The nine months of pregnancy can give a haul of wild and wonderful time to the moms-to-be. The body goes through several changes as the baby grows, giving rise to aches, pains and discomforts. The aches and pains are not only uncomfortable, but also very annoying. Some can even surface as you are approaching the delivery date. Backache and swollen legs are two most common complaints among pregnant women. Below are a few ways to handle them.
Back pain is experienced by 50 to 70% of pregnant women at some point of their gestation period. The pain usually occurs during the later stages as the baby grows. Let’s look at the potential causes of back pain during pregnancy:

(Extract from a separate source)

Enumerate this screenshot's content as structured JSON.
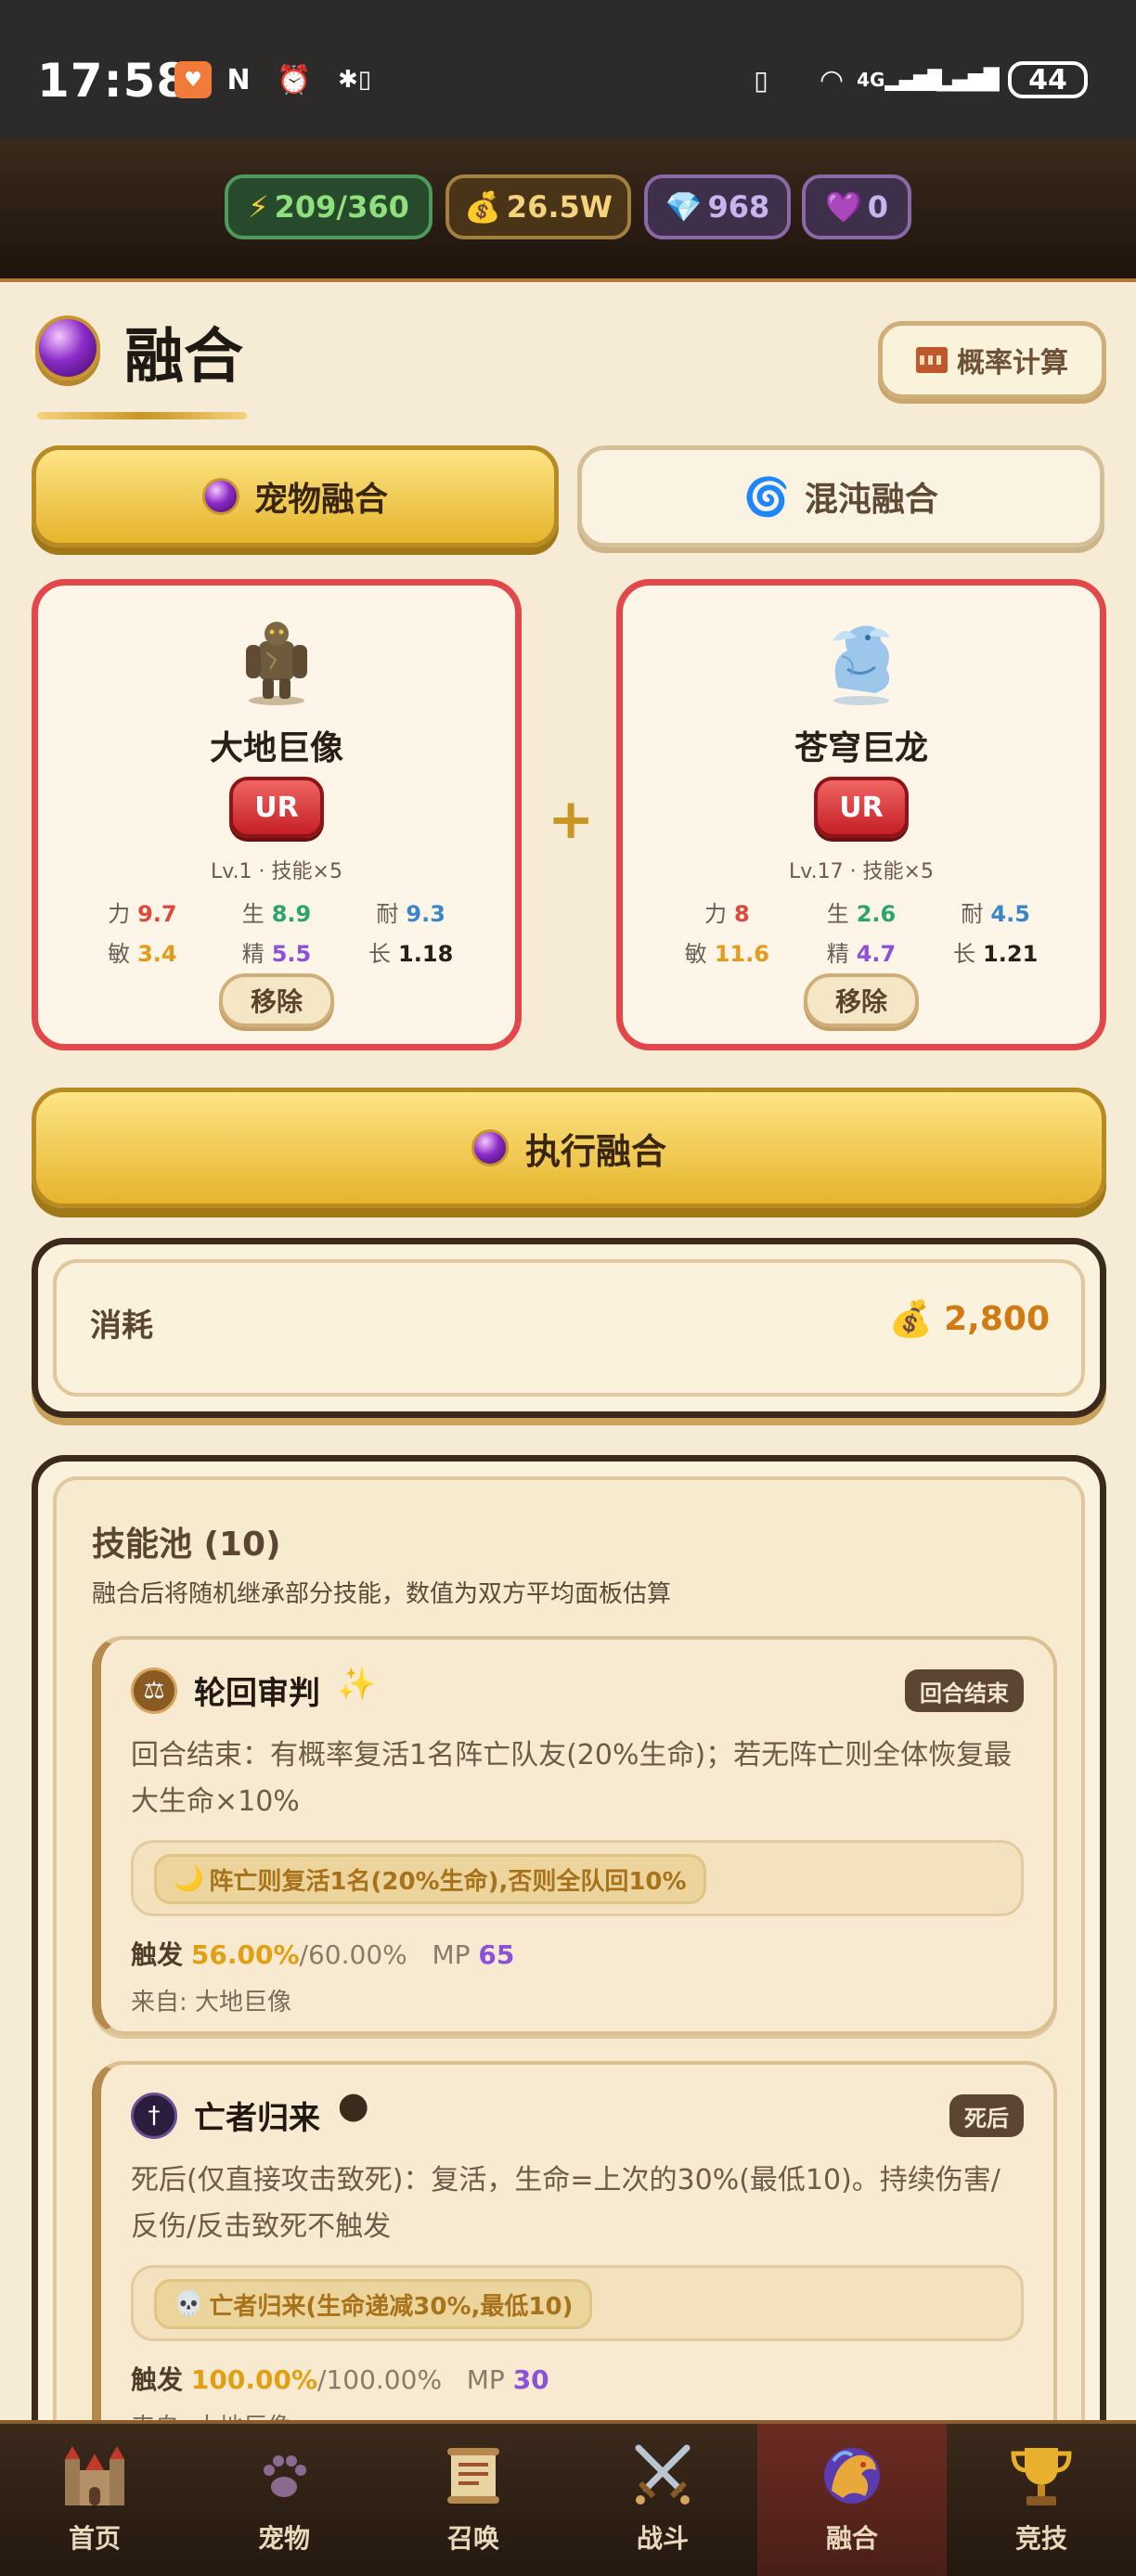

1. Increase in the hormones:
During pregnancy, the ligaments in the pelvic become soft and stretchable to prepare the body for labor. This puts a strain on the pelvis and joints of the lower back, causing backache.
2. Moving Of Center Of Gravity:
The center of gravity gradually moves forward as the baby and uterus grow causing change in posture.
The development of the child results in additional weight that the back has to support.
4. Poor Posture:
Poor position or posture, excessive standing or bending over can exacerbate the pain one experiences in the back.
Stress accumulates in the weaker areas of the body, increasing the back pain during the stressful periods of the pregnancy.
How To Avoid Backache During Pregnancy?
It’s tough to prevent the back pain entirely. But you can manage it. Below are a few steps you can take to reduce the trouble:
- Do not bend over to pick something up. Squat and keep the back straight when picking something from the floor.
- Move the feet while turning around to avoid twisting of the spine.
- Do not lift heavy objects.
- Do not wear high heels or any other shoes that do not provide good support. Flat shoes are recommended as they allow the weight to be evenly distributed.
- Your back should be straight and supported while sitting.
- The surface area for working should be high enough to prevent you from stooping.
- Do not sleep straight on the back.
- Perform exercises that support and strengthen the abdomen and back. But it must be approved by the healthcare provider.
- You can wear a support belt under the lower abdomen.
- Take plenty of rest. Elevate your feet while resting. It will be good for your back.
Here are a few other interventions:
- Support devices or braces
- Heat or ice
- Sleep on your left side and use support pillows under the knees.
When To Contact The Health Care Provider?
Contact your gynecologist if you are experiencing any of the following:
- An abrupt onset of backache
- Severe backache as it could be related to pregnancy-associated osteoporosis, septic arthritis or vertebral osteoarthritis.
- Rhythmic cramping as it could be a sign of preterm labor.
Swelling During Pregnancy:
Feet, ankles, and fingers are often swollen during pregnancy because the body holds more water than it normally does. Towards the end of the day, water gathers in the lower parts of the body, causing swelling of the feet. This is not harmful, but can be very uncomfortable.
Here are a few steps you can take for avoiding swelling during pregnancy. It will ease the discomfort if your ankles, legs, and feet are swollen already.
- Do not stand for long periods.
- Wear comfortable shoes. Avoid shoes with closed straps or anything that can pinch if your feet swell.
- Try to keep your feet up as long as you can. Every day, rest an hour with feet higher than your heart.
Exercises can go a long way in reducing swelling. They improve blood circulation, thereby reducing the swelling of the legs and preventing cramp in the calf muscles.
- Stretch and bend the feet up and down 25 to 30 times.
- Rotate your feet in a circle ten times one way and ten times the other.
When Can Swelling Be Serious?
You must seek immediate attention if your feet, face or hands swell up suddenly. This condition is called pre-eclampsia. If you notice this condition, contact your doctor, midwife or hospital immediately. In the case of pre-eclampsia, you will be monitored carefully, as this condition can be grave for both you and your baby. The other signs of pre-eclampsia are:
- Blurry vision or flashing before the eyes
- Severe headache
- Severe pain below the ribs
Risk Factors For Pre-Eclampsia Include:
- A 10-year gap since the last pregnancy
- Being aged 40 or older
- A family history of pre-eclampsia
- A BMI of 30 or above
- Kidney diseases
- High blood pressure
- Multiple pregnancy
We hope you find our post helpful. If you have any queries or want to share your experience, leave us a comment below.